Most-favored nation (MFN) clauses are a hotly contested basis for jurisdiction in investment arbitration. This article categorizes
the divergent approaches taken by 17 arbitral tribunals to date, revealing the major types of MFN clauses interpreted, the
key types of MFN questions confronted and the primary reasons cited for either upholding or denying MFN-based jurisdiction.
It analyzes trends emerging from the awards and attempts to explain the inconsistent outcomes in terms of the different burdens
of persuasion applied by tribunals.
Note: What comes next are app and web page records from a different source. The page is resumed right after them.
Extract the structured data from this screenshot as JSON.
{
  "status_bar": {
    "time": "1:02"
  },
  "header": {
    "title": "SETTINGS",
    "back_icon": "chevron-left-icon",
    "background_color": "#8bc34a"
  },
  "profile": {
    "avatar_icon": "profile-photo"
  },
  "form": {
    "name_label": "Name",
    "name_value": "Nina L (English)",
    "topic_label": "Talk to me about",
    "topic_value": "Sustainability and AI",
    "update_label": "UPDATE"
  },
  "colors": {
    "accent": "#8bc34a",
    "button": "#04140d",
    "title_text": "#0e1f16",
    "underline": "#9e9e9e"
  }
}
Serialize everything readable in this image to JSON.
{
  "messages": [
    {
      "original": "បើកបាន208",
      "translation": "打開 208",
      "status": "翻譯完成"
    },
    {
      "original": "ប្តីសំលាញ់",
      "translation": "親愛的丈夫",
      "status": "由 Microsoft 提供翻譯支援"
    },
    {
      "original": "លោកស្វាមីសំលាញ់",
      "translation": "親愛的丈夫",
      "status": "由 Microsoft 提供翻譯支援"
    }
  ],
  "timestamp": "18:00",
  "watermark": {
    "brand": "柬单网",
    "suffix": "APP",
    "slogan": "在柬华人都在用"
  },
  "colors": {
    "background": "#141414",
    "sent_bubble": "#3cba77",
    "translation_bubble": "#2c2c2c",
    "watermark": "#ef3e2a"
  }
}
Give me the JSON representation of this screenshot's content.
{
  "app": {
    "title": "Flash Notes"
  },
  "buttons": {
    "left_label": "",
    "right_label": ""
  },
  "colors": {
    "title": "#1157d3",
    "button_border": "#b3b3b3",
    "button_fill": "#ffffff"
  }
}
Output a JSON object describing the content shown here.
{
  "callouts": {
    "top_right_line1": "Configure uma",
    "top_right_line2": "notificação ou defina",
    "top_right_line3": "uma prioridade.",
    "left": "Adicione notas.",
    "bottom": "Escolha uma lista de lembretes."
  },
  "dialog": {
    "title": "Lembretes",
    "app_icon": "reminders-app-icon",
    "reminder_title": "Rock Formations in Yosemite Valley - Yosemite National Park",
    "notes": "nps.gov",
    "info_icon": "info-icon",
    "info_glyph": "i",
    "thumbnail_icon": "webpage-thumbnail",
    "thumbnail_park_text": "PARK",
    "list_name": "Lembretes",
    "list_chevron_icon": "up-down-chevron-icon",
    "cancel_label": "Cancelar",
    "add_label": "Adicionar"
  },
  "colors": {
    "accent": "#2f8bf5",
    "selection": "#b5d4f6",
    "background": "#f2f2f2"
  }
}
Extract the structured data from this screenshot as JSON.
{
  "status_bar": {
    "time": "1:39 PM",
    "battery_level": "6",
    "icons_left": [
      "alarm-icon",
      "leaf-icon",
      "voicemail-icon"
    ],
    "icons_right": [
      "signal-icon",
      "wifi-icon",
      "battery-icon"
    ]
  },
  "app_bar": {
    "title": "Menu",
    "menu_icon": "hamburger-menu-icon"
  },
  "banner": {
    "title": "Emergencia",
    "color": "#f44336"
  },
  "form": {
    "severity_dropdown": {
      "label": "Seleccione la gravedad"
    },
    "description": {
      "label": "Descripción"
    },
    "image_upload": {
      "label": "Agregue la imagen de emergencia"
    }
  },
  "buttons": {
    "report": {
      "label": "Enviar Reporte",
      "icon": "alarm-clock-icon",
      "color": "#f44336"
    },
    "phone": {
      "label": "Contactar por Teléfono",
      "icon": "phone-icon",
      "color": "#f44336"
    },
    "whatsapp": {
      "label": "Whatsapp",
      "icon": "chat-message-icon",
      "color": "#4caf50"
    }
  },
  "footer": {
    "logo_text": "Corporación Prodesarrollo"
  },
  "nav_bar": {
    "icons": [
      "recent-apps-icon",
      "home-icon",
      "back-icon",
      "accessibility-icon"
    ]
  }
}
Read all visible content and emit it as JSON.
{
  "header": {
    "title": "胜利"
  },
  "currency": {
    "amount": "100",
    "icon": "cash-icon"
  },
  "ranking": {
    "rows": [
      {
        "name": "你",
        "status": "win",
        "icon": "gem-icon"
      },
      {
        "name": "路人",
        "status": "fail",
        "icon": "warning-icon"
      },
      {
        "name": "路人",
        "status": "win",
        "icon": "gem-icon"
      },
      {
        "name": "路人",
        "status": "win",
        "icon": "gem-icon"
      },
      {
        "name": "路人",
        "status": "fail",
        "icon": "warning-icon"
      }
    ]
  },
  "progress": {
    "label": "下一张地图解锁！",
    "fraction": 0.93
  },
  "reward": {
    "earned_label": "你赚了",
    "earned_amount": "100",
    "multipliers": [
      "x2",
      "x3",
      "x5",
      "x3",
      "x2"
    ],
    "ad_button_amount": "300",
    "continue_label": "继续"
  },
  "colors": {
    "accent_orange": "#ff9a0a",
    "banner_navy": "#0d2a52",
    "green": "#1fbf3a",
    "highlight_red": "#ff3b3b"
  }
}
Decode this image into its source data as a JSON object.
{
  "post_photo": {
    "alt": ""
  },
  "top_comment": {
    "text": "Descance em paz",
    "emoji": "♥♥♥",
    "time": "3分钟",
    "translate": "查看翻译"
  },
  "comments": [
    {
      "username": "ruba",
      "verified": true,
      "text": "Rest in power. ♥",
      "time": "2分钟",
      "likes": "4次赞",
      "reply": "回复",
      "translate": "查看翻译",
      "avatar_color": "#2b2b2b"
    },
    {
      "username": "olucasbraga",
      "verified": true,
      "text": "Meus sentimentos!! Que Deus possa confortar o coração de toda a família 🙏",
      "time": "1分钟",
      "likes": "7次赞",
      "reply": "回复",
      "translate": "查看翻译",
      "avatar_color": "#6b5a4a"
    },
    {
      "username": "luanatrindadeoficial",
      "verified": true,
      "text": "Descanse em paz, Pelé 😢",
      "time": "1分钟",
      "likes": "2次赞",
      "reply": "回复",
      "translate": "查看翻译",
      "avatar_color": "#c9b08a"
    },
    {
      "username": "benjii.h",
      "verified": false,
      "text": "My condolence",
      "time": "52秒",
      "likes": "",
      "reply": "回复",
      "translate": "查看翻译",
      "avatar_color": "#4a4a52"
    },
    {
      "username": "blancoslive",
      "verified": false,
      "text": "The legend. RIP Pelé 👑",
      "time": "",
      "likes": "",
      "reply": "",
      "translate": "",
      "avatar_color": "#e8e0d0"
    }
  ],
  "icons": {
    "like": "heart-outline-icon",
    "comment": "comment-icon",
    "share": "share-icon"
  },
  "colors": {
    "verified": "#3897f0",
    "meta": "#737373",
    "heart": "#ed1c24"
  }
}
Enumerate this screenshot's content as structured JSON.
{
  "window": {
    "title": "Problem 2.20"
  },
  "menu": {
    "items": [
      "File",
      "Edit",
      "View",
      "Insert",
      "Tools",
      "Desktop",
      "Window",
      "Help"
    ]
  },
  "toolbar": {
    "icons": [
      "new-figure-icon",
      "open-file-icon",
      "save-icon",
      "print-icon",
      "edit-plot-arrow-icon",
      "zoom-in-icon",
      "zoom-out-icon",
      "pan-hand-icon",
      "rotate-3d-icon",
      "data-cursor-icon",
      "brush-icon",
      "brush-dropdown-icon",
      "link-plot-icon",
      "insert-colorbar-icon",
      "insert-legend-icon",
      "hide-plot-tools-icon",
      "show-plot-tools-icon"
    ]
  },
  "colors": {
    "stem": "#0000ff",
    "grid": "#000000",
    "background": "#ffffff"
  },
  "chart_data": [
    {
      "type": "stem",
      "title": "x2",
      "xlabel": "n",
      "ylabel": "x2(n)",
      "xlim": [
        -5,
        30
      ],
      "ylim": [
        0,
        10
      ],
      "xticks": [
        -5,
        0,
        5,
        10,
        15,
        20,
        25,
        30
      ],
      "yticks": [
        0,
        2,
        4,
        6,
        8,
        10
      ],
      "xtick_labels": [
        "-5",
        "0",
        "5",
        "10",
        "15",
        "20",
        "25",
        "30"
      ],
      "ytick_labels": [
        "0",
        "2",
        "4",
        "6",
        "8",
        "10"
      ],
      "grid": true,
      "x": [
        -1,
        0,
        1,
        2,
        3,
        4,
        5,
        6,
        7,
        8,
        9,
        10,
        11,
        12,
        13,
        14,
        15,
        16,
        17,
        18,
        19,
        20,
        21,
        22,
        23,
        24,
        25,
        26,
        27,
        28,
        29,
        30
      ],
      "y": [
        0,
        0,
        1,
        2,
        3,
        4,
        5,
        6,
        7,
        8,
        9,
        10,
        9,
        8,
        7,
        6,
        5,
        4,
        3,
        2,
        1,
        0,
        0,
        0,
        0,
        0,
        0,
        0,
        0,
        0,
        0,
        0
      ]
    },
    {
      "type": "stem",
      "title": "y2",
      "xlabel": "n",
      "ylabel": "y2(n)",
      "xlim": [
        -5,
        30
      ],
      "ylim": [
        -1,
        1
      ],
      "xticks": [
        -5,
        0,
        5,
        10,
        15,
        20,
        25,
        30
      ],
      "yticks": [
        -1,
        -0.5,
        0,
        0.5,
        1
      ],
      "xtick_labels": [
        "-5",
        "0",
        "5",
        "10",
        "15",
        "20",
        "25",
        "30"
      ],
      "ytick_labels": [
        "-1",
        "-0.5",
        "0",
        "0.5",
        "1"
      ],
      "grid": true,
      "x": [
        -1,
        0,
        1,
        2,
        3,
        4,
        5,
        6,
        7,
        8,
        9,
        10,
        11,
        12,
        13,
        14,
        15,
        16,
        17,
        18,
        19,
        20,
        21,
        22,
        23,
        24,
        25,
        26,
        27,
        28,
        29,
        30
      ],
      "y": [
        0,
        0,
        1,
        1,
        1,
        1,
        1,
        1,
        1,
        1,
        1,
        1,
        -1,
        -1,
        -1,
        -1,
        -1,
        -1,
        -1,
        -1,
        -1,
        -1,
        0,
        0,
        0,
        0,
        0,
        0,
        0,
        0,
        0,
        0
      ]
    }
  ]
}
The article concludes by exploring the feasibility of finding a more consistent approach,
one which respects both the dictates of the Vienna Convention on the Law of Treaties and the pragmatic concerns of investors
and host states.
Journal of International Economic Law, (14)1, 157–190.
Computational Finance, Cryptology, and Data Analysis